Slack takes conventional instant messaging a step further to make a more useful group messaging and coordination tool. Slack covers your IM basics with real-time messaging synced across devices. It also supports file sharing as well as direct and group messaging tools. In addition, the app features a system of chat channels, allowing you to quickly set up subgroups for task- or topic-oriented discussions. Slack archives your communications, allowing you to search through old messages, channels and shared files. The app includes integration with a variety of services such as cloud storage, Asana, Zendesk and more. Premium plans provide more features, such as expanded file storage and better app integration.

Tokyo Voice Column


Music to the Soul by Esteban Lopez

As I stood waiting at my son’s school today and watched Japanese life unfold before me, a sense of calmness and serenity overcame me.

On a sunny and clear day as the clouds languidly rolled by, I watched as a group of middle school boys walked in front of me and weakly teased one another at a subdued auditory level or when the small service van pulled up in front of the apartment complex opposite of the school, the sound of the engine purring scarcely registered. I had to strain to make out whether the engine was on or not. The engine was so quiet and when it was shut off, I only knew it because I watched as the service man turned the key and stepped out of the vehicle with keys in hand.

Likewise, the elderly woman returning home from the supermarket, her footfalls hardly made a sound. It was all so quiet. Even the sound of the wind seemed to be hushed. The sounds or lack thereof seemed to be composing a soundtrack − a day in the life of suburban Tokyo. It was music to my soul and just sitting there and soaking it all in was so calming. Don’t get me wrong; I know the difference between downtown Tokyo and the suburbs. Like most other people, I work in downtown and I know how noisy and demanding it is to just walk down any given street, particularly in Shinjuku and not be assaulted by a barrage of noise emanating from either a pachinko parlor or a barker standing in front of a restaurant soliciting business.

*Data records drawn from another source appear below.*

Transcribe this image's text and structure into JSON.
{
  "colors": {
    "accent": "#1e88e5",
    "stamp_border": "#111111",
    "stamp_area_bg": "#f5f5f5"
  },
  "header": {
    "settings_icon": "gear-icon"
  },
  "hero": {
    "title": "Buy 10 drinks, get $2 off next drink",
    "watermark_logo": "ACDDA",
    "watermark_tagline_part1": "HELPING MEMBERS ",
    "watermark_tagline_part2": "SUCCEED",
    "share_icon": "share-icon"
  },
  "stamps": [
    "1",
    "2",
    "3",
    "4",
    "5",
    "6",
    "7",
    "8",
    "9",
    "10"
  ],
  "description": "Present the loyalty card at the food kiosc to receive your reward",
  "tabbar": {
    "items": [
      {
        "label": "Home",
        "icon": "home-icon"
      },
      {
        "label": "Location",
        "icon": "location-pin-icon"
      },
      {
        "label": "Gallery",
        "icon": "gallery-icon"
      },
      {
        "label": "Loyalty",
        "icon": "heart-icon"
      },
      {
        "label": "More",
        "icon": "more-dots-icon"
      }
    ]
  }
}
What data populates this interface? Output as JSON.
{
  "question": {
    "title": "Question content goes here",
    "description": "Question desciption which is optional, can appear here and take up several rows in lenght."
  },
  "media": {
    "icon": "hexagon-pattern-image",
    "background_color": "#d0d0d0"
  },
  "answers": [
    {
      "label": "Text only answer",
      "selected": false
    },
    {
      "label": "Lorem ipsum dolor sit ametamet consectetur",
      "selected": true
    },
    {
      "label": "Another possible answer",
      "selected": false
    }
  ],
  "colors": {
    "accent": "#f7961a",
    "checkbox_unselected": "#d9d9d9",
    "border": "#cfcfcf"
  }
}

Truth be told, I’ve never lived in a city as big as Tokyo and so I don’t claim to be an authority on the matter, but I do find it rather incredulous that at times Tokyo is at odds with itself, from one extreme to the other.






Strange but True


Waistcoats are in!

The last few weeks have confirmed what many people already knew - Gareth Southgate is fabulous. Football fans are loving the England manager, heaping on the praise following several nail-biting but exhilarating World Cup clashes. But it's not just his managerial skills they're enjoying. People have also become obsessed with his style, with lots of men desperate to get their hands on his navy waistcoat. The garment, sold by Marks & Spencer, costs £65. The retail giant, which has been the official suit supplier to the England team since 2007, admitted sales of waistcoats had risen by 35 per cent because of the 'Gareth Southgate effect'. Waistcoats are classy, so we all should embrace this new tasteful trend!

Shall we embrace this trend as well?!

If you're a keen follower of fashion, you probably saw the see-through jeans Topshop were flogging last year. Those brave enough to bare all were obsessed with them, but most were left unimpressed. We all breathed a sigh of relief when the clear jeans seemed to drop off the face of the earth, however it seems the trend could be making a comeback. For summer 2018, Pretty Little Thing have launched their own version of the odd trend. The new-in section of their website features transparent zip front trousers which cost £30 a pair. And they're made entirely from plastic! The quirky garment is available in sizes 4 to 16 and differs from the Topshop version by being less tight fitting, with the addition of an on-trend kick flare. Anyone brave enough to walk around in these transparent trousers? If so, maybe you want avoid them in the summer...